RST.6-8.8 Distinguish among facts, reasoned judgment based on research findings, and speculation in a text. (MS-LS2-5)
RI.8.8 Trace and evaluate the argument and specific claims in a text, assessing whether the reasoning is sound and the evidence is relevant and sufficient to support the claims. (MS-LS2-4),(MS-LS2-5)
WHST.6-8.1 Write arguments to support claims with clear reasons and relevant evidence. (MS-LS2-4)
WHST.6-8.2 Write informative/explanatory texts to examine a topic and convey ideas, concepts, and information through the selection, organization, and analysis of relevant content. (MS-LS2-2)
WHST.6-8.9 Draw evidence from literary or informational texts to support analysis, reflection, and research. (MS-LS2-2),(MS-LS2-4)

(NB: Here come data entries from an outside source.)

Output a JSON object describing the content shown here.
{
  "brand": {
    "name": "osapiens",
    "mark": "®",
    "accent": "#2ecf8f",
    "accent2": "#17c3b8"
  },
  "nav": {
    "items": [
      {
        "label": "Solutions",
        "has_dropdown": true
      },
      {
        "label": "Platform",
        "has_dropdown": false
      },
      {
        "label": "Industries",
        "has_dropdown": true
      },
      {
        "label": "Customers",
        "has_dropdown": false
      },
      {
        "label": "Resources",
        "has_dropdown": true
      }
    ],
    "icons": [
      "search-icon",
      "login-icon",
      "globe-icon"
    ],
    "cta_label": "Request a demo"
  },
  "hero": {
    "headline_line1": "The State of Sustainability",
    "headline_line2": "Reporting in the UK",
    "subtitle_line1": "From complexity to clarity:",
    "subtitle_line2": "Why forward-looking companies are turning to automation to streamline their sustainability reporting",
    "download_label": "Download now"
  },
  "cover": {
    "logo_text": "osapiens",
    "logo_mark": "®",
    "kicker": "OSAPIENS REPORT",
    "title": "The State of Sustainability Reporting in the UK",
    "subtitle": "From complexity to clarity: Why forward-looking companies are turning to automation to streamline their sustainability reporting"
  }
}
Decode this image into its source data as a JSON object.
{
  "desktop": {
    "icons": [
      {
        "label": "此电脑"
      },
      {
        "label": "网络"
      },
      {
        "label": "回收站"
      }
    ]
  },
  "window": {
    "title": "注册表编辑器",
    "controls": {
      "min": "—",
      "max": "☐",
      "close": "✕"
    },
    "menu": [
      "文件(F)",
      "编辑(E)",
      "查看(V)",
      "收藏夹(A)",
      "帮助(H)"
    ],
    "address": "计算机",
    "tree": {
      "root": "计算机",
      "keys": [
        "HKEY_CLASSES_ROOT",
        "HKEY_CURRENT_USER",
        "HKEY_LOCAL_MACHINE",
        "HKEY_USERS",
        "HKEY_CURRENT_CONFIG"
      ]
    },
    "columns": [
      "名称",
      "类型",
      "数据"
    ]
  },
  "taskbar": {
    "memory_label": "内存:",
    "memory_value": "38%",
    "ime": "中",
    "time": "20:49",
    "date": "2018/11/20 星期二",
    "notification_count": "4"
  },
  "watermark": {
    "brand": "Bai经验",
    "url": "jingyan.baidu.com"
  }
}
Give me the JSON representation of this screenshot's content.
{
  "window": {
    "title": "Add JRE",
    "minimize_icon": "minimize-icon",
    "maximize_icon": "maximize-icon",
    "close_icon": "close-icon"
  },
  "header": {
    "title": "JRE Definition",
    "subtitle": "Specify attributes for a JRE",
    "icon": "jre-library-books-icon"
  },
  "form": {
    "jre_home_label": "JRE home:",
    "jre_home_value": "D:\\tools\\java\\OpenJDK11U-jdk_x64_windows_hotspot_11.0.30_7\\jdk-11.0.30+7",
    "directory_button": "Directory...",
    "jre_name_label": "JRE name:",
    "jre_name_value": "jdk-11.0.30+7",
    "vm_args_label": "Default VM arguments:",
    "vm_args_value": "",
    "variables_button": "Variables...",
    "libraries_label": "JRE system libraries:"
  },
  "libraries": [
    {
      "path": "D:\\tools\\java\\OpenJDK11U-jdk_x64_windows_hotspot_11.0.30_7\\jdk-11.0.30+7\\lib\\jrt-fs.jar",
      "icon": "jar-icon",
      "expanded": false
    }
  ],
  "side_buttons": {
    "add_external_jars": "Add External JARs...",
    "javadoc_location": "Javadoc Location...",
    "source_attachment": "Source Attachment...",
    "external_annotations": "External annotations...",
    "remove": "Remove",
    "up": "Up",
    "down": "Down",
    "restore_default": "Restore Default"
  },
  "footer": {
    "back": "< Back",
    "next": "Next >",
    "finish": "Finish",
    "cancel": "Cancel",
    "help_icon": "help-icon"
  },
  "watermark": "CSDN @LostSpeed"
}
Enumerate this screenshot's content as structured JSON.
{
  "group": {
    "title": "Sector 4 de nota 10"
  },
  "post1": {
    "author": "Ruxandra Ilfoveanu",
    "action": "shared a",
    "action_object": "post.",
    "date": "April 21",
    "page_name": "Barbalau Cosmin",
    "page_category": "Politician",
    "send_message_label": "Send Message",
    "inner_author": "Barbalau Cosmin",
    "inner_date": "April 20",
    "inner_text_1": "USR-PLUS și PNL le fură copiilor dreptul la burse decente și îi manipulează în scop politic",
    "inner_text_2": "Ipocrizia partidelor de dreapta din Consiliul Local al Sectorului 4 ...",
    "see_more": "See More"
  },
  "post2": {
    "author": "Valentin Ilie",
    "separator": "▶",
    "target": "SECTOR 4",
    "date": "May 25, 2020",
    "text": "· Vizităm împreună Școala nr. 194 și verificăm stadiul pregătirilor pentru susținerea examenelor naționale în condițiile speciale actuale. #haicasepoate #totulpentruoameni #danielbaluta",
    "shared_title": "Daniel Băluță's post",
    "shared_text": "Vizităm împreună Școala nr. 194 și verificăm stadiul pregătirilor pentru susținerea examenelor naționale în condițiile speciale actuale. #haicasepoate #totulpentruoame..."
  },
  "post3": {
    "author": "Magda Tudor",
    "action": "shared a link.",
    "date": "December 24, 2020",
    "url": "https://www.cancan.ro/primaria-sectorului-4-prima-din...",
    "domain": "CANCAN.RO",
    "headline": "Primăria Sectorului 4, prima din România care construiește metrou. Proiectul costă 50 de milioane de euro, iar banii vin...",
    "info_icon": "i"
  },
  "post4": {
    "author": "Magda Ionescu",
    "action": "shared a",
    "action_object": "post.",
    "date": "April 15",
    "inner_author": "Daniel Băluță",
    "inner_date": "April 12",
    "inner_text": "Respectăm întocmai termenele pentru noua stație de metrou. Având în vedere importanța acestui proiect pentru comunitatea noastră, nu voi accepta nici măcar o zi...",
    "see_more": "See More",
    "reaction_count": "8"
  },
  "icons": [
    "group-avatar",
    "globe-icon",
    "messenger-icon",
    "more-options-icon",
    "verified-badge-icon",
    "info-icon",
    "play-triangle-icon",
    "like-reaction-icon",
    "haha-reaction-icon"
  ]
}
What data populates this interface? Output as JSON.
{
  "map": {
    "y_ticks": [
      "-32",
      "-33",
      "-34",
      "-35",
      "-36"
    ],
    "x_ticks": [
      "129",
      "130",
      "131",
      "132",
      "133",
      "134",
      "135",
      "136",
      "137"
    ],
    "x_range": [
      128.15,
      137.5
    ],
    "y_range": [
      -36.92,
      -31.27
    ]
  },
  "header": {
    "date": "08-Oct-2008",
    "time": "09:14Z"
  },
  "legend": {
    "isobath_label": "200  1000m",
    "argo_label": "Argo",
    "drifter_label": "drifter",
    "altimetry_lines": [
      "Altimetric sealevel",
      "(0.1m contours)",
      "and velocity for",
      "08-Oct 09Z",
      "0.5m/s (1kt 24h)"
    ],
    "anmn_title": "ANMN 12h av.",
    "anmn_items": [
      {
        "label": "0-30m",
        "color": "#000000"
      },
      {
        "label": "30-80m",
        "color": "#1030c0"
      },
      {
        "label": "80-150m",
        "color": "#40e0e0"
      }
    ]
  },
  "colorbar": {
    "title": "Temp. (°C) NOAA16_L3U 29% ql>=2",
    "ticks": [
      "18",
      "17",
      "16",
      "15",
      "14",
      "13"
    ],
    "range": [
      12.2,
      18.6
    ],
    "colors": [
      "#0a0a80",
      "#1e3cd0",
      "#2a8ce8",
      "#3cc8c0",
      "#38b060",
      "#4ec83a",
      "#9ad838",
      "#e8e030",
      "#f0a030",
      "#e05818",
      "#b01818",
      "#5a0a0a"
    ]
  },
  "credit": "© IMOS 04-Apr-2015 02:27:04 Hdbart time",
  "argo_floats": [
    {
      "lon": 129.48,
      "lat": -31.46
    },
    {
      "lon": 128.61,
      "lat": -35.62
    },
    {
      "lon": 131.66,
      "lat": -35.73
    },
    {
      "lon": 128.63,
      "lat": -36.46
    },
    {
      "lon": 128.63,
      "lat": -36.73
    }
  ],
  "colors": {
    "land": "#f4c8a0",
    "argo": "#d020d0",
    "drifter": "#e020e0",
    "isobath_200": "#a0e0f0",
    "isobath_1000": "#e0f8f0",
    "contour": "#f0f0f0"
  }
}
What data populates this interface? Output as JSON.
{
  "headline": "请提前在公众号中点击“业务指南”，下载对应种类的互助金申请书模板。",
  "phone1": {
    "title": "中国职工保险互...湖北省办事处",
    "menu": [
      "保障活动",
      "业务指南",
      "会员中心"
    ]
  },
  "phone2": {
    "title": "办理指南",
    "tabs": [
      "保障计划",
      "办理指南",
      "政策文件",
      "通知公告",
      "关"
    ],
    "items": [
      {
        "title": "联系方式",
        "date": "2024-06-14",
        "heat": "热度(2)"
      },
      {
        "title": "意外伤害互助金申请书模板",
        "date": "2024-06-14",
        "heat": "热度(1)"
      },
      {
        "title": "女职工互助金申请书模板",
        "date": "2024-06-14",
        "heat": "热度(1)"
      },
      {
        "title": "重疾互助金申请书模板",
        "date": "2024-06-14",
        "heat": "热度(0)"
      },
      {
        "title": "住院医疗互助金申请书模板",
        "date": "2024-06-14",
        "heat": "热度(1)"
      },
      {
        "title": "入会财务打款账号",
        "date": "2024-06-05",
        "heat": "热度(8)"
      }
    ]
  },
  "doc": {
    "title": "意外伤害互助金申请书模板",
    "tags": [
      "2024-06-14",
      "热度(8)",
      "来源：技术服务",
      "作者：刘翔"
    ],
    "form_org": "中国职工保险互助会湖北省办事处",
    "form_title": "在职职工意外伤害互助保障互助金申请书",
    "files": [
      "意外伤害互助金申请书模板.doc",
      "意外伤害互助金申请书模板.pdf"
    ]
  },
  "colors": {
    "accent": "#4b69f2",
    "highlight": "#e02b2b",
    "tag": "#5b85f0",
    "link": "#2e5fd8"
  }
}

SL.8.1 Engage effectively in a range of collaborative discussions (one-on-one, in groups, and teacher-led) with diverse partners on grade 8 topics, texts, and issues, building on others’ ideas and expressing their own clearly. (MS-LS2-2)
SL.8.4 Present claims and findings, emphasizing salient points in a focused, coherent manner with relevant evidence, sound valid reasoning, and well-chosen details; use appropriate eye contact, adequate volume, and clear pronunciation. (MS-LS2-2)
SL.8.5 Integrate multimedia and visual displays into presentations to clarify information, strengthen claims and evidence, and add interest. (MS-LS2-3)
Mathematics -
MP.4 Model with mathematics. (MS-LS2-5)
6.RP.A.3 Use ratio and rate reasoning to solve real-world and mathematical problems. (MS-LS2-5)
6.EE.C.9Use variables to represent two quantities in a real-world problem that change in relationship to one another; write an equation to express one quantity, thought of as the dependent variable, in terms of the other quantity, thought of as the independent variable. Analyze the relationship between the dependent and independent variables using graphs and tables, and relate these to the equation. (MS-LS2-3)
6.SP.B.5Summarize numerical data sets in relation to their context. (MS-LS2-2)

* The performance expectations marked with an asterisk integrate traditional science content with engineering through a Practice or Disciplinary Core Idea.

The section entitled “Disciplinary Core Ideas” is reproduced verbatim from A Framework for K-12 Science Education: Practices, Cross-Cutting Concepts, and Core Ideas. Integrated and reprinted with permission from the National Academy of Sciences.